The immediately apparent flaw would be that politicians and voters might be tempted to raise revenues and sustain spending by reinstituting or further increasing taxes on a minority of citizens or corporations, likely the most wealthy, who in modern welfare states already pay higher-than-average taxes even when considered in proportion to their incomes. Beast-starving theorists have proposed to attempt to short-circuit any possible class warfare by creating a broad constituency against taxes by flattening tax rates, reducing the number and gradation of tax brackets, and generally equalizing tax distribution. In this light, the "tax cuts for the rich" loudly and frequently denounced by liberals can be seen as part of a broader political strategy by giving lower-income citizens, who traditionally consume more in government services than they pay in taxes and who would be considered the "richest" targets for a "tax the rich" appeal, an interest in keeping overall tax rates low and a sense of outrage about high taxes and high spending previously only common among the aforementioned heavily-taxed wealthy. It is unclear if this part of the strategy will be politically feasible as it stands - The Wall Street Journal editorial page put forth similar ideas in early 2003 with its "lucky duckies" essays, which met with a reaction ranging from general disinterest to moderate outrage. This aspect of the plan may have to be retooled before it can be expected to meet with success in the political arena.

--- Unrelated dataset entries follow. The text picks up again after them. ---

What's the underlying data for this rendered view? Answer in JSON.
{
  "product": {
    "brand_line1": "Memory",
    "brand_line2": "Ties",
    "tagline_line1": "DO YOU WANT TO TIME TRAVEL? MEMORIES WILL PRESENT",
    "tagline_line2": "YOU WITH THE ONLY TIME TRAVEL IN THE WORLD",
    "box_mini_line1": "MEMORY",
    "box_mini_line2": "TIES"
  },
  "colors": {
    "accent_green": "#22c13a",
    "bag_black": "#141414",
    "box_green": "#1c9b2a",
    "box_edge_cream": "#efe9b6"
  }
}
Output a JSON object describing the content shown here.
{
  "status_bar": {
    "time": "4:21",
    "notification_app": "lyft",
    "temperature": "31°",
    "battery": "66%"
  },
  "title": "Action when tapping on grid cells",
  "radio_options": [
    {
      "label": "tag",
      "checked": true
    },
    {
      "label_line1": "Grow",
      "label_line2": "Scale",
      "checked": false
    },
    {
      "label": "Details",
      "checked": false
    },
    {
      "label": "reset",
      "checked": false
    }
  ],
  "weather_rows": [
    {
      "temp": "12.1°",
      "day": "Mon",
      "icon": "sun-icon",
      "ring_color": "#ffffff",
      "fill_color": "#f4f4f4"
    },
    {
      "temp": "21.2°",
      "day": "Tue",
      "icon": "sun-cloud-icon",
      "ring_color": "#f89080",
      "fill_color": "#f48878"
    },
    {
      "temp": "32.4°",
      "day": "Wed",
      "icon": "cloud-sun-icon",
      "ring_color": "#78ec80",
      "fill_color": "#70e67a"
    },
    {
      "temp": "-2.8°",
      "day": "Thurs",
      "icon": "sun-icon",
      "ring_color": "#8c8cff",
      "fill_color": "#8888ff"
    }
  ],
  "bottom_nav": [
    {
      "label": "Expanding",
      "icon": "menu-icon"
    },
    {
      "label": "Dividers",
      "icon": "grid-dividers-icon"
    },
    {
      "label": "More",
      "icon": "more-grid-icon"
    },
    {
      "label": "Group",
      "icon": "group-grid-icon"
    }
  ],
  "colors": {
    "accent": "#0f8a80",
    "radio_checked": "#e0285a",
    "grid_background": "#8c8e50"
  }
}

It is worthwhile to distinguish the "starve the beast" philosophy from another conservative line of thought that supports tax cuts, that of "supply-side" tax theory, which argues that the reduction of tax rates will tend to spur economic growth, in so doing creating additional wealth. This wealth, even when taxed at the new, lower rate, would then lead to increased government revenues and reduced budget deficits. While some would-be state-starvers do argue that tax cuts will induce growth, they neither forsee nor desire additional government revenues or lower deficits, which would run counter to their overall strategy. Some commentators, such as liberal economist and New York Times columnist Paul Krugman, have gone so far as to allege that many nominal supply-side advocates are using the position as a stalking horse for beast-starving. Supply-side-inspired tax cuts are best considered as a matter of policy - "What is the best way for the state to proceed?" - while "starve the beast" adherents act on the basis of political philosophy - "What form should the state take?"